The world's tiniest liveborn baby was recently born in California, USA. A girl, named Saybie, weighing 245g (8.6oz), discharged from San Diego hospital as healthy infant.
A San Diego hospital on Wednesday, May 29, revealed the birth of a girl believed to be the world’s tiniest surviving baby, who weighed just 245 grams (about 8.6 ounces) before she was discharged as a healthy infant.
The baby, named Saybie, was born through caesarean section at 23 weeks and three days and was sent home this month weighing 5lbs (2kg) after nearly five months in the neonatal intensive care unit, Sharp Mary Birch Hospital for Women & Newborns said in a statement.
The baby’s family gave permission to share the story but wanted to stay anonymous, the hospital said.
Saybie’s ranking as the world’s smallest baby ever to survive is according to the Tiniest Baby registry maintained by the University of Iowa, the hospital said.
Dr Edward Bell, a professor of pediatrics at the University of Iowa, said Saybie had the lowest birth weight of those submitted to the registry.
“The registry contains only those infants submitted and medically confirmed,” he said in an email to the Associated Press. “We cannot rule out even smaller infants who have not been reported to the registry.”
The mother described the birth in a video produced by the hospital, calling it the scariest day of her life.
She said she had been taken to the hospital, where she was told she had preeclampsia and very high blood pressure and that the baby needed to be delivered quickly.
The mother said she had told medical professionals that she didn’t think her daughter would survive because she was only 23 weeks. Babies typically are born at 40 weeks.

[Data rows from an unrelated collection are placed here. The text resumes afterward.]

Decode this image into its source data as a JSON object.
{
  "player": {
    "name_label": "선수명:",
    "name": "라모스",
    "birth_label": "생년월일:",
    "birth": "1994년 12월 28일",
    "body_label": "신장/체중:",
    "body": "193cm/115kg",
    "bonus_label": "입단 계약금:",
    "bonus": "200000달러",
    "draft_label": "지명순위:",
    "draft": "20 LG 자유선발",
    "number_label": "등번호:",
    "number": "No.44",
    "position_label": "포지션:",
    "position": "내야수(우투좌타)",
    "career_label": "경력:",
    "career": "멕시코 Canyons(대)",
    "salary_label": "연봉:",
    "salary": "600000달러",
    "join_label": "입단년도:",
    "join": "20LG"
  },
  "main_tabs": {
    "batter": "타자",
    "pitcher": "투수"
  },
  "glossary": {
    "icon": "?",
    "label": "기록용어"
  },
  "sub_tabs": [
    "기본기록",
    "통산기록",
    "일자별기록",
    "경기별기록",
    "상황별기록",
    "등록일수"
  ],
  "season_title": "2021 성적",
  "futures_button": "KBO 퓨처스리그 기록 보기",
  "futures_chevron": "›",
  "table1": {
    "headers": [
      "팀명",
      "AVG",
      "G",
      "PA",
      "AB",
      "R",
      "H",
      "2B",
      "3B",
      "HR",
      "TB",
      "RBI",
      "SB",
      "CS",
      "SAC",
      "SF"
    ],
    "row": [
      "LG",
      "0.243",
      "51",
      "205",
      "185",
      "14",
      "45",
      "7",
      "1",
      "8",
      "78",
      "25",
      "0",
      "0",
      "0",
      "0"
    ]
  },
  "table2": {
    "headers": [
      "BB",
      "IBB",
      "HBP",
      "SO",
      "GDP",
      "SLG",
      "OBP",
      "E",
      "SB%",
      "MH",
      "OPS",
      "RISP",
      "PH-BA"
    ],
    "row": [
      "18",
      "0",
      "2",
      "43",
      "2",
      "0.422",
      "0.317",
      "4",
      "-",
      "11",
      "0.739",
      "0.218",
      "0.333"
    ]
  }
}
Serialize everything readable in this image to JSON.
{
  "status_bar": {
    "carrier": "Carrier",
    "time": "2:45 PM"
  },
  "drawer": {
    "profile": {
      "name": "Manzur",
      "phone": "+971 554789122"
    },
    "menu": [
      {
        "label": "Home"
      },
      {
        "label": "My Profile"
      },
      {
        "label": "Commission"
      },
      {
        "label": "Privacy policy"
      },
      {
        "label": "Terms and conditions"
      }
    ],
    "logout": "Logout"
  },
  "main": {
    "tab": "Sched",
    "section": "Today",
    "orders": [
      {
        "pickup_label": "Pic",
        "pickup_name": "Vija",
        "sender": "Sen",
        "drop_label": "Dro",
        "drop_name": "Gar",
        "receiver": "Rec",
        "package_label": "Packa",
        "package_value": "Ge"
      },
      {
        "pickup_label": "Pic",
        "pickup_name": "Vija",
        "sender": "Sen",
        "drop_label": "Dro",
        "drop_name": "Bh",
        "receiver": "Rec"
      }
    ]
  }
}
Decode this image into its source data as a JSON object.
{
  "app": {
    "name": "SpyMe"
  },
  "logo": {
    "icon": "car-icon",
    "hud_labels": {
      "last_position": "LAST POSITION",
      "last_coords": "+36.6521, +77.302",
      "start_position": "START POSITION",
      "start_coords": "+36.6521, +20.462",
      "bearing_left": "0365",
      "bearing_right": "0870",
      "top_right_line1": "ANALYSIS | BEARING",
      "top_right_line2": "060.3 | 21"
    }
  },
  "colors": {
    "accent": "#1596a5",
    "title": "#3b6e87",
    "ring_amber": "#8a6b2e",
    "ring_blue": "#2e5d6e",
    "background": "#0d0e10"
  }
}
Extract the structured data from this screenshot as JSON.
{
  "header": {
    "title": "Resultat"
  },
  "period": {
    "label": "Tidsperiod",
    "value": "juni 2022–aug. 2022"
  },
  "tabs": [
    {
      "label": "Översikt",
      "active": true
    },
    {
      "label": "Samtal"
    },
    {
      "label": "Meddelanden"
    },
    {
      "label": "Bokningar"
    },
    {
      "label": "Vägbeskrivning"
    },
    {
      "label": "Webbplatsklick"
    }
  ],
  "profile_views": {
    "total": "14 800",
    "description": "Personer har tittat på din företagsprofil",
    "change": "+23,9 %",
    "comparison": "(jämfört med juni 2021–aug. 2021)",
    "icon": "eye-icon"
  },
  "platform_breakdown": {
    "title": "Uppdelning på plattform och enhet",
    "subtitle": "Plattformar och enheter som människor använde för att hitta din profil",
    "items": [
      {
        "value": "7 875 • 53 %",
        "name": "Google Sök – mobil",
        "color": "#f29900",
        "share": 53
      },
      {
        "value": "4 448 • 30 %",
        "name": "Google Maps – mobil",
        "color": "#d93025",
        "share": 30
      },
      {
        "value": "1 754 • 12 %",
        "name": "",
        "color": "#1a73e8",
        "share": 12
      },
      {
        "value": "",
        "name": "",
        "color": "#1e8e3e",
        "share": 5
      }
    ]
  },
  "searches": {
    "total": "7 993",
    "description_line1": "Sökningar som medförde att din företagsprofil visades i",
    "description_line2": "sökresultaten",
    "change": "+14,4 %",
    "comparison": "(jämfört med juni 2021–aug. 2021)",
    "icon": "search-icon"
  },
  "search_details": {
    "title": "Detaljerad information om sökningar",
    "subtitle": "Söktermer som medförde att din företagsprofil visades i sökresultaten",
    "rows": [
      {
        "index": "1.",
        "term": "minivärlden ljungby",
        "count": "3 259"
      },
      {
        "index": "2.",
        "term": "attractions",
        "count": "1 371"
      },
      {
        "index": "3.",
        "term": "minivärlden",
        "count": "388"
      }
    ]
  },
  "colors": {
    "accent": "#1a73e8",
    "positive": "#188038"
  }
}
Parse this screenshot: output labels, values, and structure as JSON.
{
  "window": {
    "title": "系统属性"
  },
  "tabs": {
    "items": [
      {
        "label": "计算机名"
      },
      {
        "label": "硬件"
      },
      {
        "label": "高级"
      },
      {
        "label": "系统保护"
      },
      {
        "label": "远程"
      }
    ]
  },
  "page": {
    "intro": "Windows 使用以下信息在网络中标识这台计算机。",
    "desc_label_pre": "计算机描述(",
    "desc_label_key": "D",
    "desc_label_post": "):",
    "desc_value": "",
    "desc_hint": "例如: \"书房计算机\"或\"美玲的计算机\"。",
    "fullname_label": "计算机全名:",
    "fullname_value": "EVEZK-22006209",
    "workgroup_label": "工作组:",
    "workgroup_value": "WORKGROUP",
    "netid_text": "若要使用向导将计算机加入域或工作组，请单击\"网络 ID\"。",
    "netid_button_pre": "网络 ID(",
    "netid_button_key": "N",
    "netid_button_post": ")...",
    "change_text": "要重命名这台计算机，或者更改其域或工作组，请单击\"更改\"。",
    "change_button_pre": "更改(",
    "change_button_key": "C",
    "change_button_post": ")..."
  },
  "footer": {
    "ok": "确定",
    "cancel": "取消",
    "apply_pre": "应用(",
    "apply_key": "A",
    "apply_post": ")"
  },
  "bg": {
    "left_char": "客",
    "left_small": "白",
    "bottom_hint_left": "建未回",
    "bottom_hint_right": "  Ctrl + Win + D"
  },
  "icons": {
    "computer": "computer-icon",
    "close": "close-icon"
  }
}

Doctors told her husband that he had about an hour with his child before she died, she recounted. But the mother said the hour turned into two, which became a day and then a week…But against all odds, Saybie did survive.
The previous record was held by a baby born in Germany in 2015 who weighed seven grams more than Saybie.
Photo: Associated Press
Based on The Guardian